“Brainteasers:” Are They Accurate Representations of Intelligence or Success on the Job?
This blog will discuss the significance of brainteasers in interviews and how to beat them as well as tough interview questions.
This post was written by Shun Ping Huang ’17, CCD Peer Career Ambassador.
Brainteasers are defined as puzzles or problems whose solution require thought, unconventional thinking, and lateral thinking. Examples of common brainteasers are: riddles, logic puzzles, and case questions. Here are some typical interview brainteasers.
As a Junior, mercilessly interviewing for the right summer opportunity, I can say that finance interviewers usually ask some sort of quantitative brainteasers to test the candidate’s thinking abilities. However, this question is, are these brainteasers accurate predictors of intelligence and success on the job?
The first time I heard about brainteasers was in 2011 when people started to criticize Google interviewers for asking challenging and ridiculous brain teasers that had nothing to do with the candidate’s positions. Google has since banned such hiring practices because they have discovered that brainteasers do not predict anything accurately when it comes to job success.
Brainteasers force the candidates to think of a general situation that do not actually happen in the work place. As a result, the answers to brainteasers only measure how good the candidate is at coming up with quick and clever solutions to an abstract problem under pressure. Some jobs, such as a sales and trading position, might require such high-pressure, quick-thinking skills, but most jobs do not mimic the same situation that brainteasers reflect. Most jobs require employees to think well over the time period of a project or a longer term deal. As the Google SVP of People Operations put it: “Part of the reason is that those [brainteasers] are tests of a finite skill, rather than flexible intelligence which is what you actually want to hire for.”
Despite brainteasers’ proven uselessness in predicting most job successes, interviewers still like to use them in interviews. So, here is how you can beat these ridiculous and difficult questions. The below advice applies not only to brainteasers, but also to other tough interview questions in general.
Step One: Remain Calm.
As an Interviewee, you are already nervous during an interview, but once you get hit with an impossible brain teaser or a question you did not prepare for, you start to freak out! This will only decrease your thinking ability. Therefore, the smart move is to remain calm and whisper this mantra to yourself: “I got this, I got this.”
Step Two: Ask To Clarify the Question.
Interviewers ask brainteasers expecting you to be curious and to ask clarifying questions. For example, if the interviewer asks: “How many quarters – placed on top of the other – would it take to reach the top of the Empire State Building?”
The clarifying question in this case might be: “What do you mean by ‘placed on top of the other’? Quarters placed flat on top of the other or on the quarters’ sides?”
Step Three: Talk Through Your Thinking Process

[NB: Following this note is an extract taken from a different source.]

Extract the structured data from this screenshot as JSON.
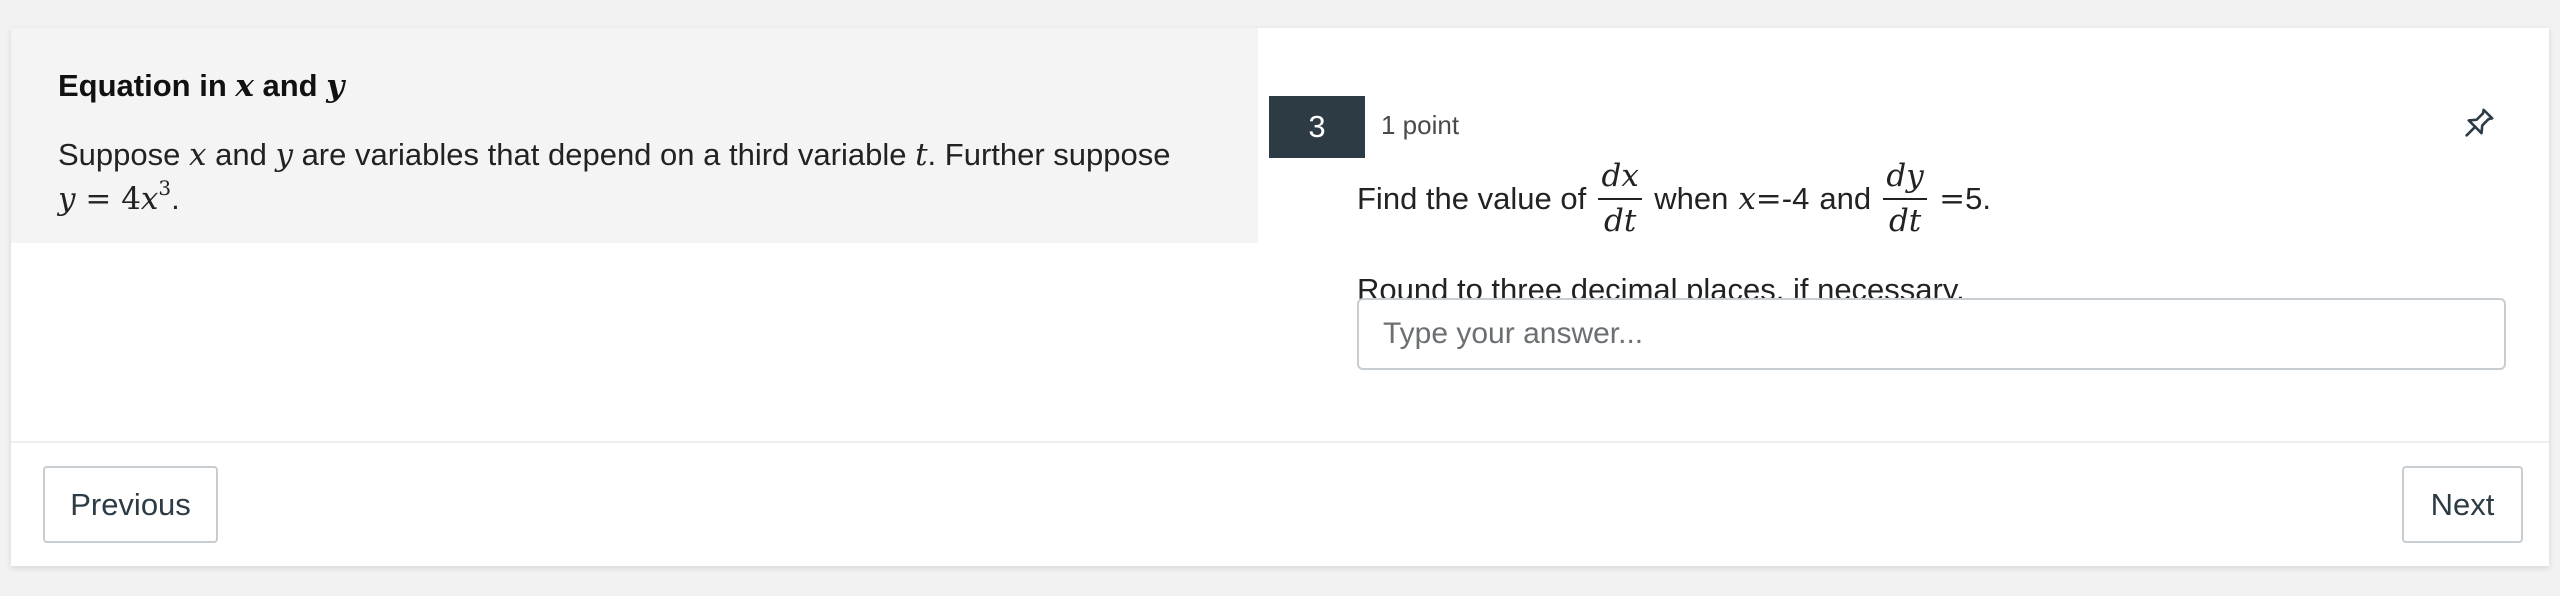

Do not just mumble or throw out random sentences. You want to be clear with your thinking process and have an interesting conversations with the person. Through this conversation, you want to show that you are intelligent and have the ability to divide the problem up and then tackle it piece by piece. Interviewers are usually looking at HOW you answer the tough question and not at whether you get the right or wrong answer. Thus, you should focus on the process of answering the question and not on the actual answer. Remember that there are many paths to the same destination and your process to the answer can be just as good as the next person’s (if not better) answer.
Personally, I enjoy thinking about brainteasers during my spare time, but, I agree that having to answer a brainteaser under the pressure of an interview is extremely difficult. After reading this blog, I hope that you are more confident in your ability to answer brainteaser questions. If you are like me and enjoy reading them for fun, check out the New York Times “Number Play Section” and this fun brainteaser site.
Good luck with your summer internship search!